WORK TASK ▸ Write out each line below precisely, passing over the pictures.

SOURCE INFORMATION ▸
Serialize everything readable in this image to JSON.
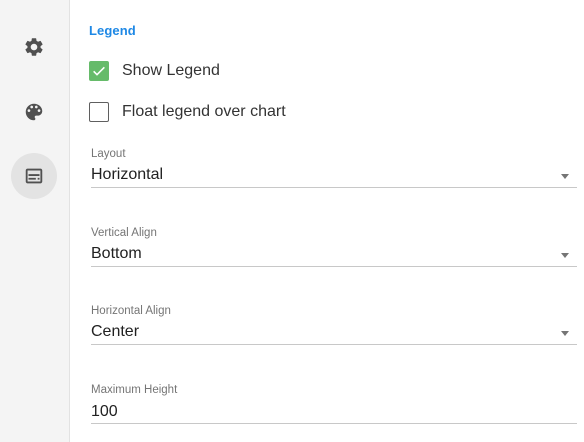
{
  "sidebar": {
    "items": [
      {
        "icon": "gear-icon",
        "active": false
      },
      {
        "icon": "palette-icon",
        "active": false
      },
      {
        "icon": "legend-icon",
        "active": true
      }
    ]
  },
  "legend_section": {
    "title": "Legend",
    "show_legend": {
      "label": "Show Legend",
      "checked": true
    },
    "float_legend": {
      "label": "Float legend over chart",
      "checked": false
    },
    "layout": {
      "label": "Layout",
      "value": "Horizontal"
    },
    "vertical_align": {
      "label": "Vertical Align",
      "value": "Bottom"
    },
    "horizontal_align": {
      "label": "Horizontal Align",
      "value": "Center"
    },
    "max_height": {
      "label": "Maximum Height",
      "value": "100"
    }
  },
  "colors": {
    "accent": "#1e88e5",
    "checkbox_checked": "#66bb6a"
  }
}
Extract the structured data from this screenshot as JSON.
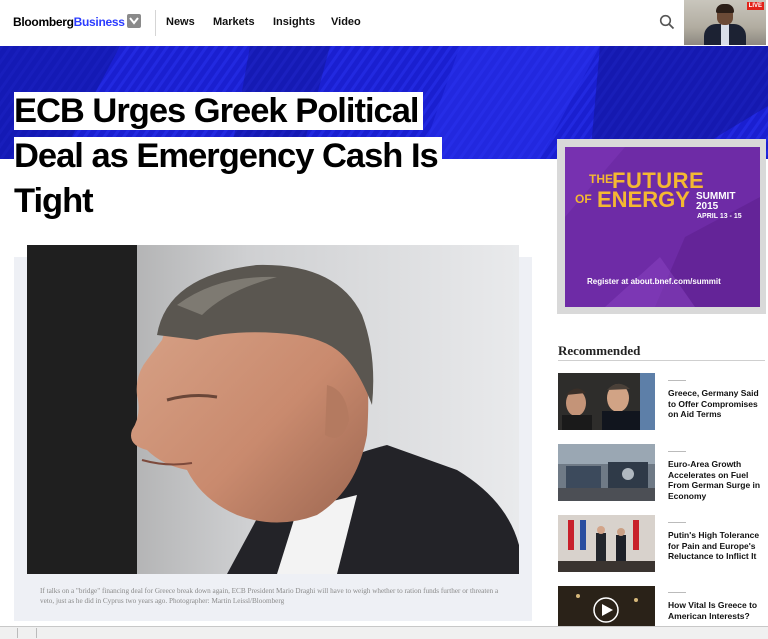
{
  "brand": {
    "part1": "Bloomberg",
    "part2": "Business"
  },
  "nav": {
    "items": [
      "News",
      "Markets",
      "Insights",
      "Video"
    ]
  },
  "live": {
    "badge": "LIVE"
  },
  "article": {
    "headline_lines": [
      "ECB Urges Greek Political",
      "Deal as Emergency Cash Is",
      "Tight"
    ],
    "caption": "If talks on a \"bridge\" financing deal for Greece break down again, ECB President Mario Draghi will have to weigh whether to ration funds further or threaten a veto, just as he did in Cyprus two years ago. Photographer: Martin Leissl/Bloomberg"
  },
  "ad": {
    "the": "THE",
    "future": "FUTURE",
    "of": "OF",
    "energy": "ENERGY",
    "summit": "SUMMIT",
    "year": "2015",
    "dates": "APRIL 13 - 15",
    "register": "Register at about.bnef.com/summit"
  },
  "recommended": {
    "title": "Recommended",
    "items": [
      {
        "text": "Greece, Germany Said to Offer Compromises on Aid Terms"
      },
      {
        "text": "Euro-Area Growth Accelerates on Fuel From German Surge in Economy"
      },
      {
        "text": "Putin's High Tolerance for Pain and Europe's Reluctance to Inflict It"
      },
      {
        "text": "How Vital Is Greece to American Interests?"
      }
    ]
  },
  "colors": {
    "brand_blue": "#2b3cff",
    "hero_blue": "#1a1fd0",
    "ad_purple": "#6e2ba6",
    "ad_gold": "#f4b832",
    "live_red": "#e2231a"
  }
}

RESULT ▸
Serialize everything readable in this image to JSON.
{
  "sidebar": {
    "items": [
      {
        "icon": "gear-icon",
        "active": false
      },
      {
        "icon": "palette-icon",
        "active": false
      },
      {
        "icon": "legend-icon",
        "active": true
      }
    ]
  },
  "legend_section": {
    "title": "Legend",
    "show_legend": {
      "label": "Show Legend",
      "checked": true
    },
    "float_legend": {
      "label": "Float legend over chart",
      "checked": false
    },
    "layout": {
      "label": "Layout",
      "value": "Horizontal"
    },
    "vertical_align": {
      "label": "Vertical Align",
      "value": "Bottom"
    },
    "horizontal_align": {
      "label": "Horizontal Align",
      "value": "Center"
    },
    "max_height": {
      "label": "Maximum Height",
      "value": "100"
    }
  },
  "colors": {
    "accent": "#1e88e5",
    "checkbox_checked": "#66bb6a"
  }
}
Extract the structured data from this screenshot as JSON.
{
  "brand": {
    "part1": "Bloomberg",
    "part2": "Business"
  },
  "nav": {
    "items": [
      "News",
      "Markets",
      "Insights",
      "Video"
    ]
  },
  "live": {
    "badge": "LIVE"
  },
  "article": {
    "headline_lines": [
      "ECB Urges Greek Political",
      "Deal as Emergency Cash Is",
      "Tight"
    ],
    "caption": "If talks on a \"bridge\" financing deal for Greece break down again, ECB President Mario Draghi will have to weigh whether to ration funds further or threaten a veto, just as he did in Cyprus two years ago. Photographer: Martin Leissl/Bloomberg"
  },
  "ad": {
    "the": "THE",
    "future": "FUTURE",
    "of": "OF",
    "energy": "ENERGY",
    "summit": "SUMMIT",
    "year": "2015",
    "dates": "APRIL 13 - 15",
    "register": "Register at about.bnef.com/summit"
  },
  "recommended": {
    "title": "Recommended",
    "items": [
      {
        "text": "Greece, Germany Said to Offer Compromises on Aid Terms"
      },
      {
        "text": "Euro-Area Growth Accelerates on Fuel From German Surge in Economy"
      },
      {
        "text": "Putin's High Tolerance for Pain and Europe's Reluctance to Inflict It"
      },
      {
        "text": "How Vital Is Greece to American Interests?"
      }
    ]
  },
  "colors": {
    "brand_blue": "#2b3cff",
    "hero_blue": "#1a1fd0",
    "ad_purple": "#6e2ba6",
    "ad_gold": "#f4b832",
    "live_red": "#e2231a"
  }
}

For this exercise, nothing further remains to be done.